Exercise directions >> Give the number of lines in the following entries that contain the word "this", with nothing added.

Material provided >>
┌──

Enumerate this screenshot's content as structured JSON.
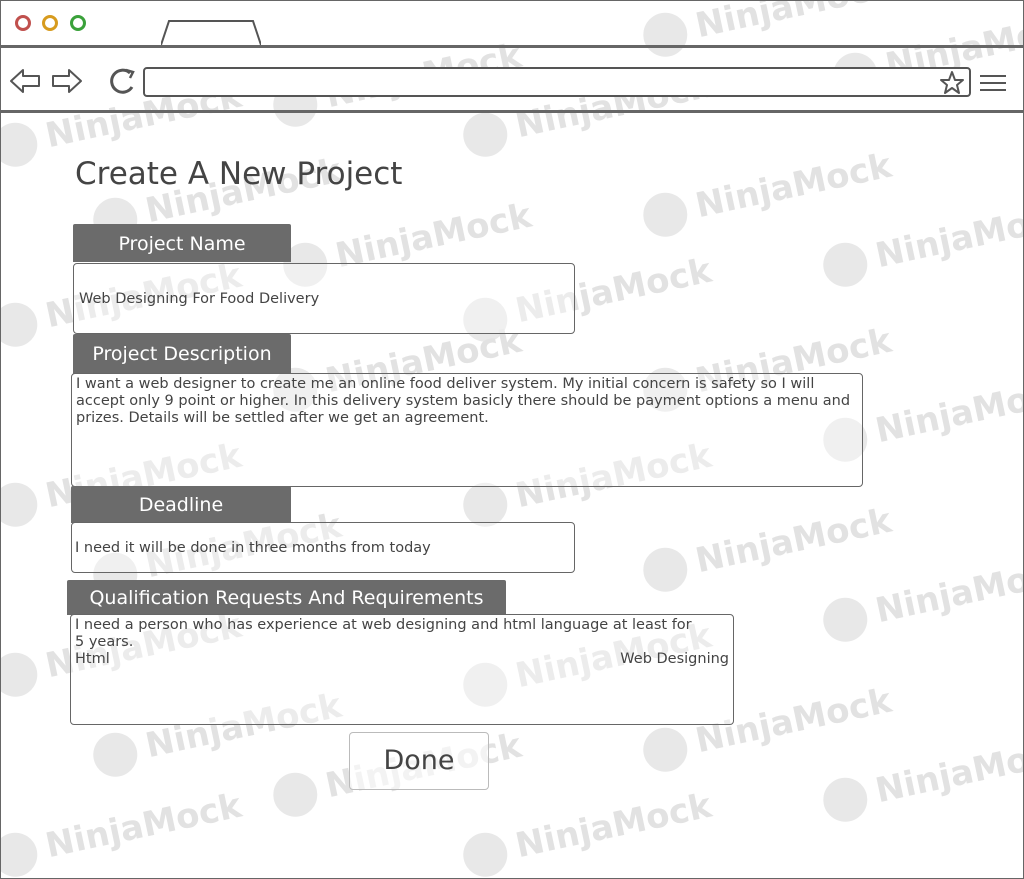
{
  "browser": {
    "tab_label": "",
    "address_value": "",
    "icons": [
      "back-icon",
      "forward-icon",
      "reload-icon",
      "star-icon",
      "menu-icon"
    ]
  },
  "watermark": "NinjaMock",
  "form": {
    "title": "Create A New Project",
    "project_name": {
      "label": "Project Name",
      "value": "Web Designing For Food Delivery"
    },
    "project_description": {
      "label": "Project Description",
      "value": "I want a web designer to create me an online food deliver system. My initial concern is safety so I will accept only 9 point or higher. In this delivery system basicly there should be payment options a menu and prizes. Details will be settled after we get an agreement."
    },
    "deadline": {
      "label": "Deadline",
      "value": "I need it will be done in three months from today"
    },
    "qualifications": {
      "label": "Qualification Requests And Requirements",
      "value": "I need a person who has experience at web designing and html language at least for 5 years.",
      "tag_left": "Html",
      "tag_right": "Web Designing"
    },
    "done_label": "Done"
  }
}
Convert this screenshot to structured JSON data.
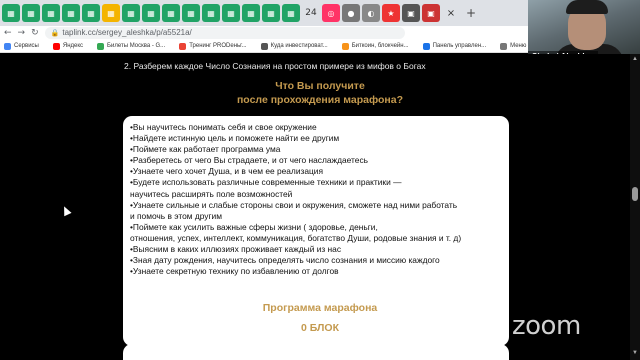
{
  "browser": {
    "tabs": [
      {
        "icon": "green-sheet-icon",
        "color": "#21a366"
      },
      {
        "icon": "green-sheet-icon",
        "color": "#21a366"
      },
      {
        "icon": "green-sheet-icon",
        "color": "#21a366"
      },
      {
        "icon": "green-sheet-icon",
        "color": "#21a366"
      },
      {
        "icon": "green-sheet-icon",
        "color": "#21a366"
      },
      {
        "icon": "yellow-doc-icon",
        "color": "#f4b400"
      },
      {
        "icon": "green-sheet-icon",
        "color": "#21a366"
      },
      {
        "icon": "green-sheet-icon",
        "color": "#21a366"
      },
      {
        "icon": "green-sheet-icon",
        "color": "#21a366"
      },
      {
        "icon": "green-sheet-icon",
        "color": "#21a366"
      },
      {
        "icon": "green-sheet-icon",
        "color": "#21a366"
      },
      {
        "icon": "green-sheet-icon",
        "color": "#21a366"
      },
      {
        "icon": "green-sheet-icon",
        "color": "#21a366"
      },
      {
        "icon": "green-sheet-icon",
        "color": "#21a366"
      },
      {
        "icon": "green-sheet-icon",
        "color": "#21a366"
      }
    ],
    "tab_number": "24",
    "url": "taplink.cc/sergey_aleshka/p/a5521a/",
    "bookmarks": [
      {
        "label": "Сервисы",
        "color": "#4285f4"
      },
      {
        "label": "Яндекс",
        "color": "#ff0000"
      },
      {
        "label": "Билеты Москва - G...",
        "color": "#34a853"
      },
      {
        "label": "Тренинг PRODеньг...",
        "color": "#ea4335"
      },
      {
        "label": "Куда инвестироват...",
        "color": "#555555"
      },
      {
        "label": "Биткоин, блокчейн...",
        "color": "#f7931a"
      },
      {
        "label": "Панель управлен...",
        "color": "#1a73e8"
      },
      {
        "label": "Меню",
        "color": "#777777"
      }
    ]
  },
  "participant": {
    "name": "Siarhei Aleshk..."
  },
  "page": {
    "list_line": "2.  Разберем каждое Число Сознания на простом примере из мифов о Богах",
    "heading_line1": "Что Вы получите",
    "heading_line2": "после прохождения марафона?",
    "benefits": [
      "•Вы научитесь понимать себя и свое окружение",
      "•Найдете истинную цель и поможете найти ее другим",
      "•Поймете как работает программа ума",
      "•Разберетесь от чего Вы страдаете, и от чего наслаждаетесь",
      "•Узнаете чего хочет Душа, и в чем ее реализация",
      "•Будете использовать различные современные техники и практики —",
      "  научитесь расширять поле возможностей",
      "•Узнаете сильные и слабые стороны свои и окружения, сможете над ними работать",
      "  и помочь в этом другим",
      "•Поймете как усилить важные сферы жизни ( здоровье, деньги,",
      "  отношения, успех, интеллект, коммуникация, богатство Души, родовые знания и т. д)",
      "•Выясним в каких иллюзиях проживает каждый из нас",
      "•Зная дату рождения, научитесь определять число сознания и миссию каждого",
      "•Узнаете секретную технику по избавлению от долгов"
    ],
    "program_heading": "Программа марафона",
    "block_heading": "0 БЛОК"
  },
  "zoom_logo": "zoom",
  "colors": {
    "accent_gold": "#c49a4f",
    "background": "#000000",
    "card": "#ffffff"
  }
}
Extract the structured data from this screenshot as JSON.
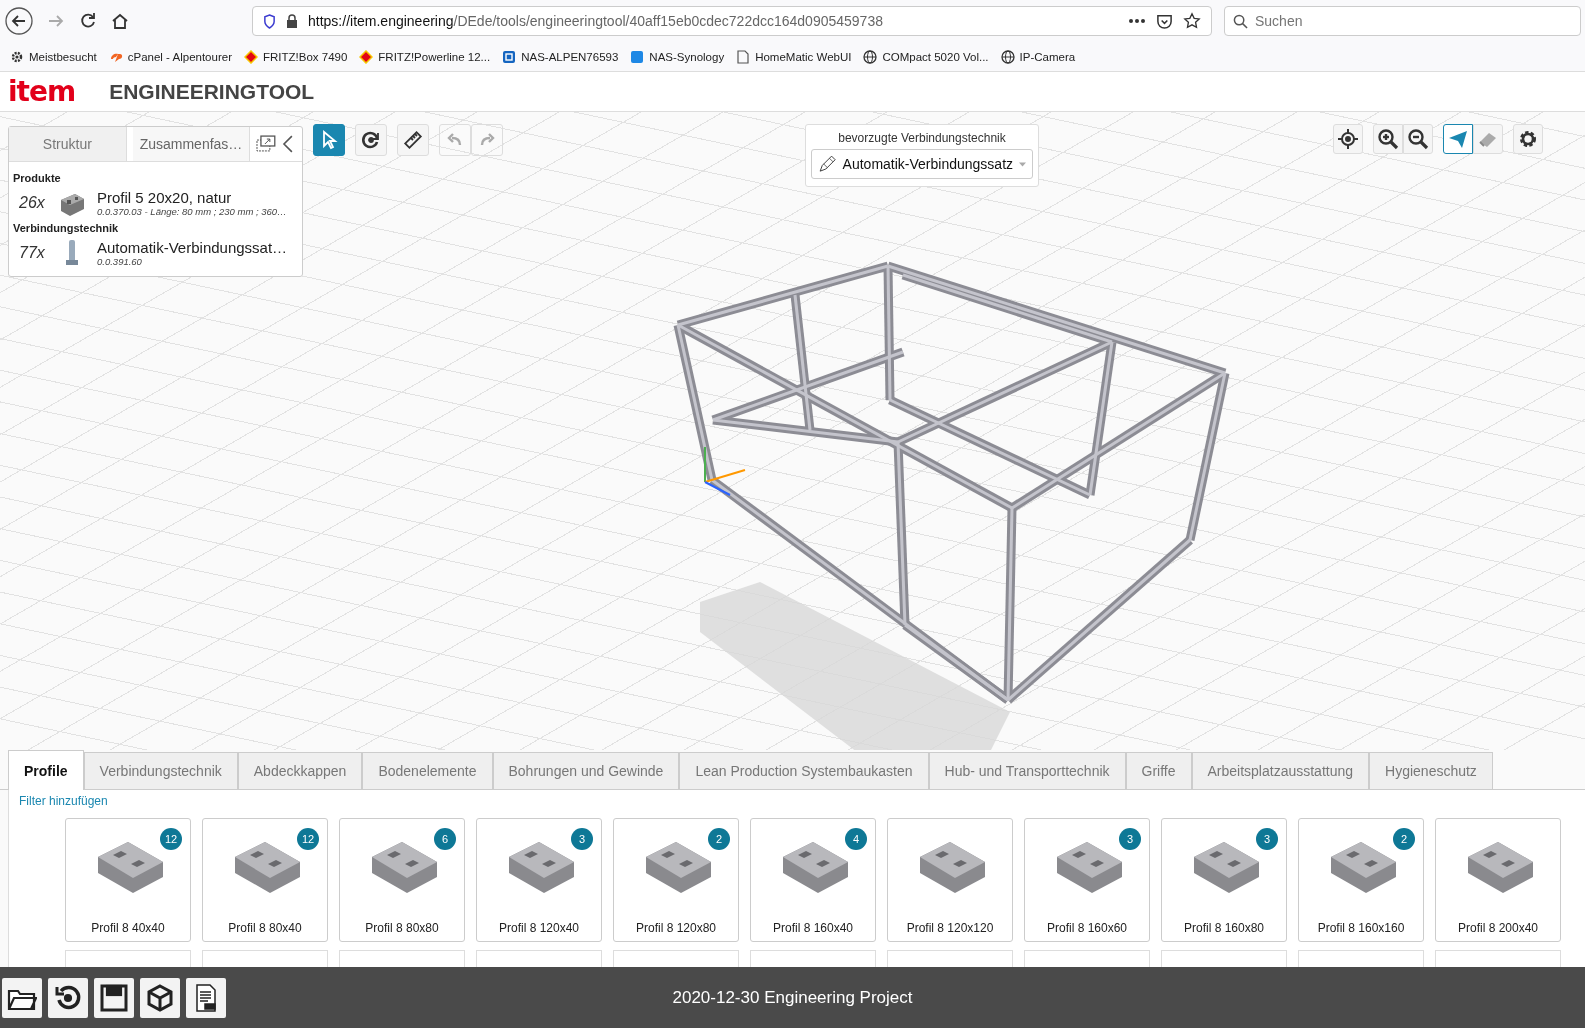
{
  "browser": {
    "url_host": "https://item.engineering",
    "url_path": "/DEde/tools/engineeringtool/40aff15eb0cdec722dcc164d0905459738",
    "search_placeholder": "Suchen"
  },
  "bookmarks": [
    {
      "kind": "gear",
      "label": "Meistbesucht"
    },
    {
      "kind": "cpanel",
      "label": "cPanel - Alpentourer"
    },
    {
      "kind": "fritz",
      "label": "FRITZ!Box 7490"
    },
    {
      "kind": "fritz",
      "label": "FRITZ!Powerline 12..."
    },
    {
      "kind": "nas",
      "label": "NAS-ALPEN76593"
    },
    {
      "kind": "dsm",
      "label": "NAS-Synology"
    },
    {
      "kind": "page",
      "label": "HomeMatic WebUI"
    },
    {
      "kind": "globe",
      "label": "COMpact 5020 Vol..."
    },
    {
      "kind": "globe",
      "label": "IP-Camera"
    }
  ],
  "app": {
    "logo": "item",
    "title": "ENGINEERINGTOOL"
  },
  "left_panel": {
    "tabs": [
      {
        "label": "Struktur",
        "selected": false
      },
      {
        "label": "Zusammenfas…",
        "selected": true
      }
    ],
    "sections": [
      {
        "heading": "Produkte",
        "items": [
          {
            "kind": "profile",
            "count": "26x",
            "name": "Profil 5 20x20, natur",
            "detail": "0.0.370.03 - Länge: 80 mm ; 230 mm ; 360…"
          }
        ]
      },
      {
        "heading": "Verbindungstechnik",
        "items": [
          {
            "kind": "connector",
            "count": "77x",
            "name": "Automatik-Verbindungssat…",
            "detail": "0.0.391.60"
          }
        ]
      }
    ]
  },
  "tools": [
    {
      "kind": "select",
      "selected": true
    },
    {
      "kind": "rotate",
      "selected": false
    },
    {
      "kind": "measure",
      "selected": false
    },
    {
      "kind": "undo",
      "selected": false
    },
    {
      "kind": "redo",
      "selected": false
    }
  ],
  "connection": {
    "label": "bevorzugte Verbindungstechnik",
    "value": "Automatik-Verbindungssatz"
  },
  "view_tools": [
    {
      "kind": "target",
      "selected": false
    },
    {
      "kind": "zoom-in",
      "selected": false
    },
    {
      "kind": "zoom-out",
      "selected": false
    },
    {
      "kind": "plane",
      "selected": true
    },
    {
      "kind": "eraser",
      "selected": false
    },
    {
      "kind": "gear",
      "selected": false
    }
  ],
  "catalog_tabs": [
    {
      "label": "Profile",
      "selected": true
    },
    {
      "label": "Verbindungstechnik",
      "selected": false
    },
    {
      "label": "Abdeckkappen",
      "selected": false
    },
    {
      "label": "Bodenelemente",
      "selected": false
    },
    {
      "label": "Bohrungen und Gewinde",
      "selected": false
    },
    {
      "label": "Lean Production Systembaukasten",
      "selected": false
    },
    {
      "label": "Hub- und Transporttechnik",
      "selected": false
    },
    {
      "label": "Griffe",
      "selected": false
    },
    {
      "label": "Arbeitsplatzausstattung",
      "selected": false
    },
    {
      "label": "Hygieneschutz",
      "selected": false
    }
  ],
  "filter_link": "Filter hinzufügen",
  "products": [
    {
      "name": "Profil 8 40x40",
      "count": "12"
    },
    {
      "name": "Profil 8 80x40",
      "count": "12"
    },
    {
      "name": "Profil 8 80x80",
      "count": "6"
    },
    {
      "name": "Profil 8 120x40",
      "count": "3"
    },
    {
      "name": "Profil 8 120x80",
      "count": "2"
    },
    {
      "name": "Profil 8 160x40",
      "count": "4"
    },
    {
      "name": "Profil 8 120x120"
    },
    {
      "name": "Profil 8 160x60",
      "count": "3"
    },
    {
      "name": "Profil 8 160x80",
      "count": "3"
    },
    {
      "name": "Profil 8 160x160",
      "count": "2"
    },
    {
      "name": "Profil 8 200x40"
    }
  ],
  "footer": {
    "project_title": "2020-12-30 Engineering Project",
    "actions": [
      {
        "kind": "open"
      },
      {
        "kind": "reset"
      },
      {
        "kind": "save"
      },
      {
        "kind": "cube"
      },
      {
        "kind": "pdf"
      }
    ]
  }
}
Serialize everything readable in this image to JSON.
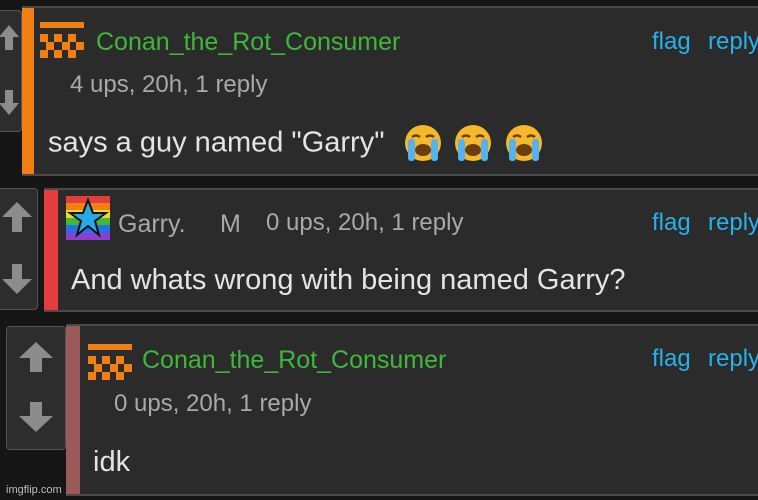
{
  "comments": [
    {
      "username": "Conan_the_Rot_Consumer",
      "meta": "4 ups, 20h, 1 reply",
      "text": "says a guy named \"Garry\"",
      "actions": {
        "flag": "flag",
        "reply": "reply"
      },
      "stripe_color": "#f17f13",
      "emoji": [
        "loudly-crying-face",
        "loudly-crying-face",
        "loudly-crying-face"
      ]
    },
    {
      "username": "Garry.",
      "badge": "M",
      "meta": "0 ups, 20h, 1 reply",
      "text": "And whats wrong with being named Garry?",
      "actions": {
        "flag": "flag",
        "reply": "reply"
      },
      "stripe_color": "#e53d3d"
    },
    {
      "username": "Conan_the_Rot_Consumer",
      "meta": "0 ups, 20h, 1 reply",
      "text": "idk",
      "actions": {
        "flag": "flag",
        "reply": "reply"
      },
      "stripe_color": "#9a5a5a"
    }
  ],
  "colors": {
    "username": "#3fb83a",
    "link": "#27b1ea",
    "avatar": "#f17f13"
  },
  "watermark": "imgflip.com"
}
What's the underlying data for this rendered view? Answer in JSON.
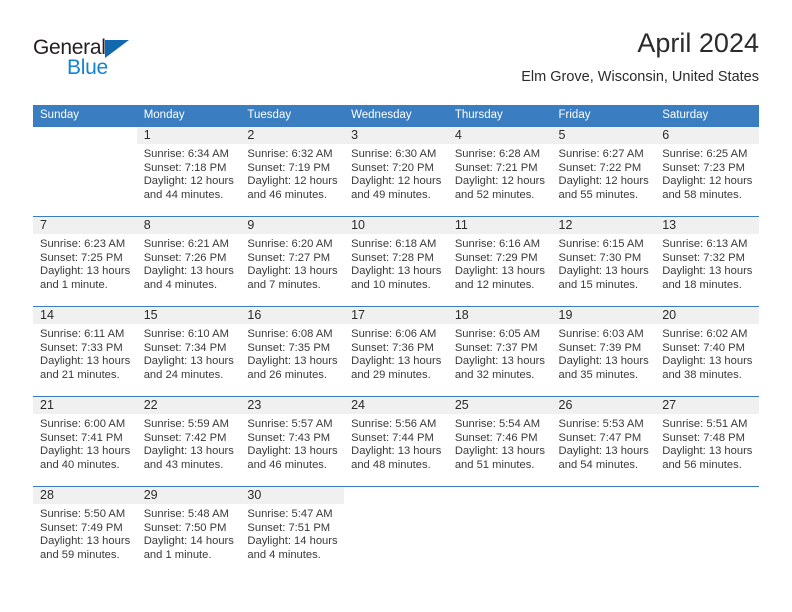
{
  "brand": {
    "name_part1": "General",
    "name_part2": "Blue",
    "accent_color": "#1583d4",
    "triangle_color": "#1269b0"
  },
  "header": {
    "title": "April 2024",
    "subtitle": "Elm Grove, Wisconsin, United States"
  },
  "theme": {
    "header_row_bg": "#3a7dc0",
    "daynum_band_bg": "#f0f0f0",
    "row_divider": "#3a7dc0"
  },
  "weekday_headers": [
    "Sunday",
    "Monday",
    "Tuesday",
    "Wednesday",
    "Thursday",
    "Friday",
    "Saturday"
  ],
  "weeks": [
    [
      {
        "day": "",
        "sunrise": "",
        "sunset": "",
        "daylight_line1": "",
        "daylight_line2": ""
      },
      {
        "day": "1",
        "sunrise": "Sunrise: 6:34 AM",
        "sunset": "Sunset: 7:18 PM",
        "daylight_line1": "Daylight: 12 hours",
        "daylight_line2": "and 44 minutes."
      },
      {
        "day": "2",
        "sunrise": "Sunrise: 6:32 AM",
        "sunset": "Sunset: 7:19 PM",
        "daylight_line1": "Daylight: 12 hours",
        "daylight_line2": "and 46 minutes."
      },
      {
        "day": "3",
        "sunrise": "Sunrise: 6:30 AM",
        "sunset": "Sunset: 7:20 PM",
        "daylight_line1": "Daylight: 12 hours",
        "daylight_line2": "and 49 minutes."
      },
      {
        "day": "4",
        "sunrise": "Sunrise: 6:28 AM",
        "sunset": "Sunset: 7:21 PM",
        "daylight_line1": "Daylight: 12 hours",
        "daylight_line2": "and 52 minutes."
      },
      {
        "day": "5",
        "sunrise": "Sunrise: 6:27 AM",
        "sunset": "Sunset: 7:22 PM",
        "daylight_line1": "Daylight: 12 hours",
        "daylight_line2": "and 55 minutes."
      },
      {
        "day": "6",
        "sunrise": "Sunrise: 6:25 AM",
        "sunset": "Sunset: 7:23 PM",
        "daylight_line1": "Daylight: 12 hours",
        "daylight_line2": "and 58 minutes."
      }
    ],
    [
      {
        "day": "7",
        "sunrise": "Sunrise: 6:23 AM",
        "sunset": "Sunset: 7:25 PM",
        "daylight_line1": "Daylight: 13 hours",
        "daylight_line2": "and 1 minute."
      },
      {
        "day": "8",
        "sunrise": "Sunrise: 6:21 AM",
        "sunset": "Sunset: 7:26 PM",
        "daylight_line1": "Daylight: 13 hours",
        "daylight_line2": "and 4 minutes."
      },
      {
        "day": "9",
        "sunrise": "Sunrise: 6:20 AM",
        "sunset": "Sunset: 7:27 PM",
        "daylight_line1": "Daylight: 13 hours",
        "daylight_line2": "and 7 minutes."
      },
      {
        "day": "10",
        "sunrise": "Sunrise: 6:18 AM",
        "sunset": "Sunset: 7:28 PM",
        "daylight_line1": "Daylight: 13 hours",
        "daylight_line2": "and 10 minutes."
      },
      {
        "day": "11",
        "sunrise": "Sunrise: 6:16 AM",
        "sunset": "Sunset: 7:29 PM",
        "daylight_line1": "Daylight: 13 hours",
        "daylight_line2": "and 12 minutes."
      },
      {
        "day": "12",
        "sunrise": "Sunrise: 6:15 AM",
        "sunset": "Sunset: 7:30 PM",
        "daylight_line1": "Daylight: 13 hours",
        "daylight_line2": "and 15 minutes."
      },
      {
        "day": "13",
        "sunrise": "Sunrise: 6:13 AM",
        "sunset": "Sunset: 7:32 PM",
        "daylight_line1": "Daylight: 13 hours",
        "daylight_line2": "and 18 minutes."
      }
    ],
    [
      {
        "day": "14",
        "sunrise": "Sunrise: 6:11 AM",
        "sunset": "Sunset: 7:33 PM",
        "daylight_line1": "Daylight: 13 hours",
        "daylight_line2": "and 21 minutes."
      },
      {
        "day": "15",
        "sunrise": "Sunrise: 6:10 AM",
        "sunset": "Sunset: 7:34 PM",
        "daylight_line1": "Daylight: 13 hours",
        "daylight_line2": "and 24 minutes."
      },
      {
        "day": "16",
        "sunrise": "Sunrise: 6:08 AM",
        "sunset": "Sunset: 7:35 PM",
        "daylight_line1": "Daylight: 13 hours",
        "daylight_line2": "and 26 minutes."
      },
      {
        "day": "17",
        "sunrise": "Sunrise: 6:06 AM",
        "sunset": "Sunset: 7:36 PM",
        "daylight_line1": "Daylight: 13 hours",
        "daylight_line2": "and 29 minutes."
      },
      {
        "day": "18",
        "sunrise": "Sunrise: 6:05 AM",
        "sunset": "Sunset: 7:37 PM",
        "daylight_line1": "Daylight: 13 hours",
        "daylight_line2": "and 32 minutes."
      },
      {
        "day": "19",
        "sunrise": "Sunrise: 6:03 AM",
        "sunset": "Sunset: 7:39 PM",
        "daylight_line1": "Daylight: 13 hours",
        "daylight_line2": "and 35 minutes."
      },
      {
        "day": "20",
        "sunrise": "Sunrise: 6:02 AM",
        "sunset": "Sunset: 7:40 PM",
        "daylight_line1": "Daylight: 13 hours",
        "daylight_line2": "and 38 minutes."
      }
    ],
    [
      {
        "day": "21",
        "sunrise": "Sunrise: 6:00 AM",
        "sunset": "Sunset: 7:41 PM",
        "daylight_line1": "Daylight: 13 hours",
        "daylight_line2": "and 40 minutes."
      },
      {
        "day": "22",
        "sunrise": "Sunrise: 5:59 AM",
        "sunset": "Sunset: 7:42 PM",
        "daylight_line1": "Daylight: 13 hours",
        "daylight_line2": "and 43 minutes."
      },
      {
        "day": "23",
        "sunrise": "Sunrise: 5:57 AM",
        "sunset": "Sunset: 7:43 PM",
        "daylight_line1": "Daylight: 13 hours",
        "daylight_line2": "and 46 minutes."
      },
      {
        "day": "24",
        "sunrise": "Sunrise: 5:56 AM",
        "sunset": "Sunset: 7:44 PM",
        "daylight_line1": "Daylight: 13 hours",
        "daylight_line2": "and 48 minutes."
      },
      {
        "day": "25",
        "sunrise": "Sunrise: 5:54 AM",
        "sunset": "Sunset: 7:46 PM",
        "daylight_line1": "Daylight: 13 hours",
        "daylight_line2": "and 51 minutes."
      },
      {
        "day": "26",
        "sunrise": "Sunrise: 5:53 AM",
        "sunset": "Sunset: 7:47 PM",
        "daylight_line1": "Daylight: 13 hours",
        "daylight_line2": "and 54 minutes."
      },
      {
        "day": "27",
        "sunrise": "Sunrise: 5:51 AM",
        "sunset": "Sunset: 7:48 PM",
        "daylight_line1": "Daylight: 13 hours",
        "daylight_line2": "and 56 minutes."
      }
    ],
    [
      {
        "day": "28",
        "sunrise": "Sunrise: 5:50 AM",
        "sunset": "Sunset: 7:49 PM",
        "daylight_line1": "Daylight: 13 hours",
        "daylight_line2": "and 59 minutes."
      },
      {
        "day": "29",
        "sunrise": "Sunrise: 5:48 AM",
        "sunset": "Sunset: 7:50 PM",
        "daylight_line1": "Daylight: 14 hours",
        "daylight_line2": "and 1 minute."
      },
      {
        "day": "30",
        "sunrise": "Sunrise: 5:47 AM",
        "sunset": "Sunset: 7:51 PM",
        "daylight_line1": "Daylight: 14 hours",
        "daylight_line2": "and 4 minutes."
      },
      {
        "day": "",
        "sunrise": "",
        "sunset": "",
        "daylight_line1": "",
        "daylight_line2": ""
      },
      {
        "day": "",
        "sunrise": "",
        "sunset": "",
        "daylight_line1": "",
        "daylight_line2": ""
      },
      {
        "day": "",
        "sunrise": "",
        "sunset": "",
        "daylight_line1": "",
        "daylight_line2": ""
      },
      {
        "day": "",
        "sunrise": "",
        "sunset": "",
        "daylight_line1": "",
        "daylight_line2": ""
      }
    ]
  ]
}
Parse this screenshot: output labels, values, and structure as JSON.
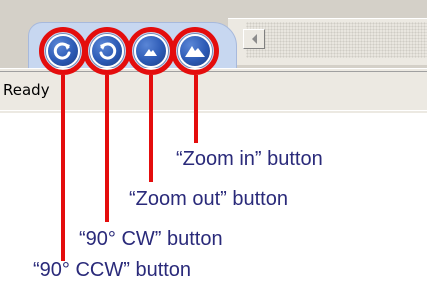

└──

Problem solution >> 7